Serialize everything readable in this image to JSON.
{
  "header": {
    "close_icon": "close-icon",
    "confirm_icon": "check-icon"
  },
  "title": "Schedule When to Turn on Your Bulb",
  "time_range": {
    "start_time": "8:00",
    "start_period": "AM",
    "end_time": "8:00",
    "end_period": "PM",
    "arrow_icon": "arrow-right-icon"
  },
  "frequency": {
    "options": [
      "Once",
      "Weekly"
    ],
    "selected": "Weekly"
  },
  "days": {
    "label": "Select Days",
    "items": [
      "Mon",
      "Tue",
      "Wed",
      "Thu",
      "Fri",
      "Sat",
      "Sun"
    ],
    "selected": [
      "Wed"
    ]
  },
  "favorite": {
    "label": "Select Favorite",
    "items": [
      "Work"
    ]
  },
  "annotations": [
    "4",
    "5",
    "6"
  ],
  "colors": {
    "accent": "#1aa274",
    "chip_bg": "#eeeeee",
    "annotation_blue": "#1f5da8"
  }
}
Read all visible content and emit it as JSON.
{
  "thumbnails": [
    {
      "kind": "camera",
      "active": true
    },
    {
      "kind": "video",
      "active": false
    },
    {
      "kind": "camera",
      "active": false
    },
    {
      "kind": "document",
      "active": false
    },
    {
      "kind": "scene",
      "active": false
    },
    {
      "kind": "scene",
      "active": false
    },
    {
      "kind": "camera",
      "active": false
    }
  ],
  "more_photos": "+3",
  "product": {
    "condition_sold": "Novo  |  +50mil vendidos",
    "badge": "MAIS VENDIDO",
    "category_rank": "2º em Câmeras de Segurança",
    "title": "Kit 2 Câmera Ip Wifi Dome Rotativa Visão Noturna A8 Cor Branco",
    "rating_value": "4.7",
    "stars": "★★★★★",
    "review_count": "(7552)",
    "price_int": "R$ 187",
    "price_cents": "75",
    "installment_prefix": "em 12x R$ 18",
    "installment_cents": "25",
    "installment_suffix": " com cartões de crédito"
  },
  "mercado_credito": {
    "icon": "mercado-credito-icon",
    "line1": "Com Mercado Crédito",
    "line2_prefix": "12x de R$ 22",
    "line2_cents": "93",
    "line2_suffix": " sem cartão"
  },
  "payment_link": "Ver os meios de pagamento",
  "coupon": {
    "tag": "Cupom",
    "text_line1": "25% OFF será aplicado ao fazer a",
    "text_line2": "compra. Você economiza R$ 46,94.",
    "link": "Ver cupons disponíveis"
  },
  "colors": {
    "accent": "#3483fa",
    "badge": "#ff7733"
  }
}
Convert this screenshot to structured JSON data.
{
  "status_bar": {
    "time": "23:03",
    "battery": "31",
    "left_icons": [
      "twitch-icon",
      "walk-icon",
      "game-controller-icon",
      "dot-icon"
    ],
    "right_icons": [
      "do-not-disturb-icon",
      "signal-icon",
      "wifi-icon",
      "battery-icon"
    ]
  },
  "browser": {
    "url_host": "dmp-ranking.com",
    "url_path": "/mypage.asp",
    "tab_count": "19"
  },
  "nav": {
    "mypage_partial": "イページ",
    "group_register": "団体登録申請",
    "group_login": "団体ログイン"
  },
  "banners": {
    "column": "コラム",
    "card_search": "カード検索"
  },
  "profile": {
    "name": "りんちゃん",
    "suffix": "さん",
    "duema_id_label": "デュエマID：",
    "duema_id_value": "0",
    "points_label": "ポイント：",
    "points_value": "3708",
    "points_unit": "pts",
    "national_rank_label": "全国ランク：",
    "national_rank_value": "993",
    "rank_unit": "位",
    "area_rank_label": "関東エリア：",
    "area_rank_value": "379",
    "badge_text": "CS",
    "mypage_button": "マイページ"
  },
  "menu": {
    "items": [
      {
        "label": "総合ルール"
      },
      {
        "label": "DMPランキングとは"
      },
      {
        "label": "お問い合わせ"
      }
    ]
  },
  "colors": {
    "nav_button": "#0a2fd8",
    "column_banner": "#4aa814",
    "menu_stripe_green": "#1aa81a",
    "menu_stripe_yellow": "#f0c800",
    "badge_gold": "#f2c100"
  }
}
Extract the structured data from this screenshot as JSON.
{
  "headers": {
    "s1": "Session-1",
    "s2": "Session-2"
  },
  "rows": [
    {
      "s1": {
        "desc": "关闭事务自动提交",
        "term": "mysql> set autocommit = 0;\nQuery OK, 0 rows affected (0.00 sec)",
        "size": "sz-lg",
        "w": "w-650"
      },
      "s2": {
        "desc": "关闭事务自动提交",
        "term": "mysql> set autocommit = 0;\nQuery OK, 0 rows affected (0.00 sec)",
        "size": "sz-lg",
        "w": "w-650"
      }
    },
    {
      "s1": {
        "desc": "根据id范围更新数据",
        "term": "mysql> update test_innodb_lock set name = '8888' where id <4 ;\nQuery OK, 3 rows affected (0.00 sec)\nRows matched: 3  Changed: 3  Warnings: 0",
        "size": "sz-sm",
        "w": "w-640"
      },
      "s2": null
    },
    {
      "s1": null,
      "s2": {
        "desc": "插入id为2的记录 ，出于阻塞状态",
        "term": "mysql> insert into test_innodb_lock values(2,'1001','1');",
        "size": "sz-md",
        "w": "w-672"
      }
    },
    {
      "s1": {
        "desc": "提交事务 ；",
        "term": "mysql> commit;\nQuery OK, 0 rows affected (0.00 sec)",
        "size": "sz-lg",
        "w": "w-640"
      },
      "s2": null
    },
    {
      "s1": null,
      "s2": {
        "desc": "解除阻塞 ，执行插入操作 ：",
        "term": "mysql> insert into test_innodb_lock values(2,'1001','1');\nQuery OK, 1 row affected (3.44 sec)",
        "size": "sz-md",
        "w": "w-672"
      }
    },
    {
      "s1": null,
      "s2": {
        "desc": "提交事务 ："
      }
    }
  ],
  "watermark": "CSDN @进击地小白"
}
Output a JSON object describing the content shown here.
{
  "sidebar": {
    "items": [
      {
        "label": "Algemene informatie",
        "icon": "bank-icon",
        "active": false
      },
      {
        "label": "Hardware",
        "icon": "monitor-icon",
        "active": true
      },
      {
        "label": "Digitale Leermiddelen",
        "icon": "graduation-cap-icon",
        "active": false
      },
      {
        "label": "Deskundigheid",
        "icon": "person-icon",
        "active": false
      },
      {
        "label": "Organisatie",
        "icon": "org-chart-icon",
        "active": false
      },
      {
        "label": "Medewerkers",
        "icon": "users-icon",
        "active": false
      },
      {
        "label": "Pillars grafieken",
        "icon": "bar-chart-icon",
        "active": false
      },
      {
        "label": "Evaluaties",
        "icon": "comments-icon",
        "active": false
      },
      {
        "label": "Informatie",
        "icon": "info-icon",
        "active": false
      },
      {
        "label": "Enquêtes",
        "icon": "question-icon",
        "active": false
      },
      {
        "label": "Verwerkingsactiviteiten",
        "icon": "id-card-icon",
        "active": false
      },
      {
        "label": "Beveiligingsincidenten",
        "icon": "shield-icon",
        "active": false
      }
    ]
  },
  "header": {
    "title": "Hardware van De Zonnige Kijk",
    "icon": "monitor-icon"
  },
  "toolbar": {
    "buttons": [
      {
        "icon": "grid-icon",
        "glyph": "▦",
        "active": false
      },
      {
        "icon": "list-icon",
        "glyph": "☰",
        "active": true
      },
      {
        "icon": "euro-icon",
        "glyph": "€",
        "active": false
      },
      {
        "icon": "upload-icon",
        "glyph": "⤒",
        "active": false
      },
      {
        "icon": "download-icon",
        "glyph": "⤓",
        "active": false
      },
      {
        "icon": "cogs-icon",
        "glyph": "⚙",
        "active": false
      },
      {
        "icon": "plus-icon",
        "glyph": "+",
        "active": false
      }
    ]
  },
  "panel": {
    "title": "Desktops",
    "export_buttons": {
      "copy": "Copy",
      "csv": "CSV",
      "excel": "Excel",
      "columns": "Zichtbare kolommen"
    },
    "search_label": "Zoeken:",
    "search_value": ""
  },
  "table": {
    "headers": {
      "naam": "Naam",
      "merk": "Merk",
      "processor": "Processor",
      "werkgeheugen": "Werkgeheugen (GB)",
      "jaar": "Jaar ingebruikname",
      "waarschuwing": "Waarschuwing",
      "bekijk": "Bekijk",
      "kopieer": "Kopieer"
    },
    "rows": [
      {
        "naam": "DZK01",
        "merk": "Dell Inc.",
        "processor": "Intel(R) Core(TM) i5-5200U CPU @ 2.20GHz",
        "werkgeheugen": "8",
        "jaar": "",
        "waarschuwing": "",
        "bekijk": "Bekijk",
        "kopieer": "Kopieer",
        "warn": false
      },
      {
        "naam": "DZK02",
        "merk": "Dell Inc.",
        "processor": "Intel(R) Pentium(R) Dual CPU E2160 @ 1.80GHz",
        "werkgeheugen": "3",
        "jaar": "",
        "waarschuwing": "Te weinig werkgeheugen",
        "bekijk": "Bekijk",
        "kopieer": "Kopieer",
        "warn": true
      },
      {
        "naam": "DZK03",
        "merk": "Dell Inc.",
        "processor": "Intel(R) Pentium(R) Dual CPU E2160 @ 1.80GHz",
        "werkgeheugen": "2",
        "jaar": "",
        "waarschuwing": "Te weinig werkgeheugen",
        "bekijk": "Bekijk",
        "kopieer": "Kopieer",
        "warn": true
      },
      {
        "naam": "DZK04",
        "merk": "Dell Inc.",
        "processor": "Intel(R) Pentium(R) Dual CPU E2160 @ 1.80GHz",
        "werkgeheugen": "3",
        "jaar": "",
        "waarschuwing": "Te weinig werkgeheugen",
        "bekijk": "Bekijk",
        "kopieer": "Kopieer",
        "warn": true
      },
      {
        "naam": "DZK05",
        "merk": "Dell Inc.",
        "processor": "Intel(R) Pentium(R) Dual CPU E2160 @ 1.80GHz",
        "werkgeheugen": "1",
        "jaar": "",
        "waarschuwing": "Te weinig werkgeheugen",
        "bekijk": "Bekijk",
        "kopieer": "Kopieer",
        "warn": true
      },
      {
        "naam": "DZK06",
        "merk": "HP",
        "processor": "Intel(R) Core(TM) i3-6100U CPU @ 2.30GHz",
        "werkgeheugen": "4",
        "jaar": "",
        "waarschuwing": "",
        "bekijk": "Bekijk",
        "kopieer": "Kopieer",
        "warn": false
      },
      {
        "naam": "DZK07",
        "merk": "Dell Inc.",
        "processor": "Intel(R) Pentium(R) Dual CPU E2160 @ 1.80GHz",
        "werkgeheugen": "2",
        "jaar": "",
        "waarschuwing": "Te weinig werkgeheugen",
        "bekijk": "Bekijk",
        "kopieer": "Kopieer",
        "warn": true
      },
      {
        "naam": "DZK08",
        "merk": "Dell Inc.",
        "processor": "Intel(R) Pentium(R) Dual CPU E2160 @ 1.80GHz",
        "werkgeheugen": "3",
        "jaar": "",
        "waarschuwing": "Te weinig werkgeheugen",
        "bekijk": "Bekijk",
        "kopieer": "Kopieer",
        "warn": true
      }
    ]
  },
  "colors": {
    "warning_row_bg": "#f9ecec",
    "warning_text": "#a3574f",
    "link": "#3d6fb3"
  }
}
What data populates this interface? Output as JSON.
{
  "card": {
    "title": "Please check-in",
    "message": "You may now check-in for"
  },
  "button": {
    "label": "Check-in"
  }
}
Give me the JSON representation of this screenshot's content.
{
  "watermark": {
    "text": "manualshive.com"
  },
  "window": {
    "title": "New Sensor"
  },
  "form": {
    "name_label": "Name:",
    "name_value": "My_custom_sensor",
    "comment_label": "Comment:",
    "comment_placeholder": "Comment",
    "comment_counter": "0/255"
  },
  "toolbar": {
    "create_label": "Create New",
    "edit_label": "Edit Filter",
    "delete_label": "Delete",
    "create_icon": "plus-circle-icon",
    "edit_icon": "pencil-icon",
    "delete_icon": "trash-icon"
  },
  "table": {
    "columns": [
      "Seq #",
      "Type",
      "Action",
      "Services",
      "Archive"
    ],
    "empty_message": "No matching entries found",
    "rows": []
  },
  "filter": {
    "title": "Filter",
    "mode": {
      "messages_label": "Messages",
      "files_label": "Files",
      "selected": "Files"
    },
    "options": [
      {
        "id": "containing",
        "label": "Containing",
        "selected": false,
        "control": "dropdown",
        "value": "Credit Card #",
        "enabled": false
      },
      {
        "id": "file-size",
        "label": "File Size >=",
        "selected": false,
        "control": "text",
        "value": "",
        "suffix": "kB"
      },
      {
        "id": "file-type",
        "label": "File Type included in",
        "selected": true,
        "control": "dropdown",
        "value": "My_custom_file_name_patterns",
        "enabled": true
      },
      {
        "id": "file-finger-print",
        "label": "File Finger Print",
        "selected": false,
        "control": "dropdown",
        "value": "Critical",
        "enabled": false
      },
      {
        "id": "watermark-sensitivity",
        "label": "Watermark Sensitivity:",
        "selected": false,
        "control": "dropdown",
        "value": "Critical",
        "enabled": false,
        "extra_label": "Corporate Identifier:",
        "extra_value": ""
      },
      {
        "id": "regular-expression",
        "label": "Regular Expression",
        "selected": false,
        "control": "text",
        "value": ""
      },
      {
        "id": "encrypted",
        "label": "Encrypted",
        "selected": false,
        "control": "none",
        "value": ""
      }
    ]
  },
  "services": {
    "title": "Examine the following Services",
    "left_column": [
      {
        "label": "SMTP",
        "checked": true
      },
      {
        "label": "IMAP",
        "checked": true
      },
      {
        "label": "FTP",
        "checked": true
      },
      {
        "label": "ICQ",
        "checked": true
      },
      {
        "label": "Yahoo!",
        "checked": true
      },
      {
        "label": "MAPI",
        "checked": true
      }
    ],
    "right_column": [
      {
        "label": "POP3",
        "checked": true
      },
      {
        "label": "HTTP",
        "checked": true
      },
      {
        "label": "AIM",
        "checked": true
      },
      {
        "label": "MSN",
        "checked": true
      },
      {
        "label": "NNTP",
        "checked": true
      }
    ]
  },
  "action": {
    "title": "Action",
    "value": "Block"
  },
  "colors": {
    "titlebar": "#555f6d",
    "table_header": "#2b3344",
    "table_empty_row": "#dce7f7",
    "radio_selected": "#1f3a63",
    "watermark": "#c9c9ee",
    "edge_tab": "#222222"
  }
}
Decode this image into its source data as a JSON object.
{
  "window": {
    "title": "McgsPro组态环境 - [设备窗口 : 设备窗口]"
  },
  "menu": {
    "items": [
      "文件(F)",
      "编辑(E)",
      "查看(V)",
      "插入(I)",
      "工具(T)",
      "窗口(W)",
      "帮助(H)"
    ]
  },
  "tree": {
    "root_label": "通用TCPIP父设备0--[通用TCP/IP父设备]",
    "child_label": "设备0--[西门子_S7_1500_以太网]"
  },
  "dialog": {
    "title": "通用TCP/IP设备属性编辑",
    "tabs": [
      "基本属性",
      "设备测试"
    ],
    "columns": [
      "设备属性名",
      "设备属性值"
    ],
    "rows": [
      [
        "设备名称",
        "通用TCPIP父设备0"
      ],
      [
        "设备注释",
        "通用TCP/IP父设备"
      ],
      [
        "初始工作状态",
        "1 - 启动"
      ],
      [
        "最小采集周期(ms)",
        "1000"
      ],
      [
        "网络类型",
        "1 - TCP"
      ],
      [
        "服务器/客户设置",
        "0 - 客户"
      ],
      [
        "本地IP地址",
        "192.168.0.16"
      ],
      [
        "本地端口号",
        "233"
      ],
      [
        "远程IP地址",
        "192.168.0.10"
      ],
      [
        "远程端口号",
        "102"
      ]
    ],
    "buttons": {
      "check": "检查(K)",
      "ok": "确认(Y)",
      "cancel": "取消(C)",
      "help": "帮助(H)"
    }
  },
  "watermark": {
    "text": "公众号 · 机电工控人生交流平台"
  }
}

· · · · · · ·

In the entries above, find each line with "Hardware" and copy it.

__PROBLEM SOLUTION__
        "label": "Hardware",
    "title": "Hardware van De Zonnige Kijk",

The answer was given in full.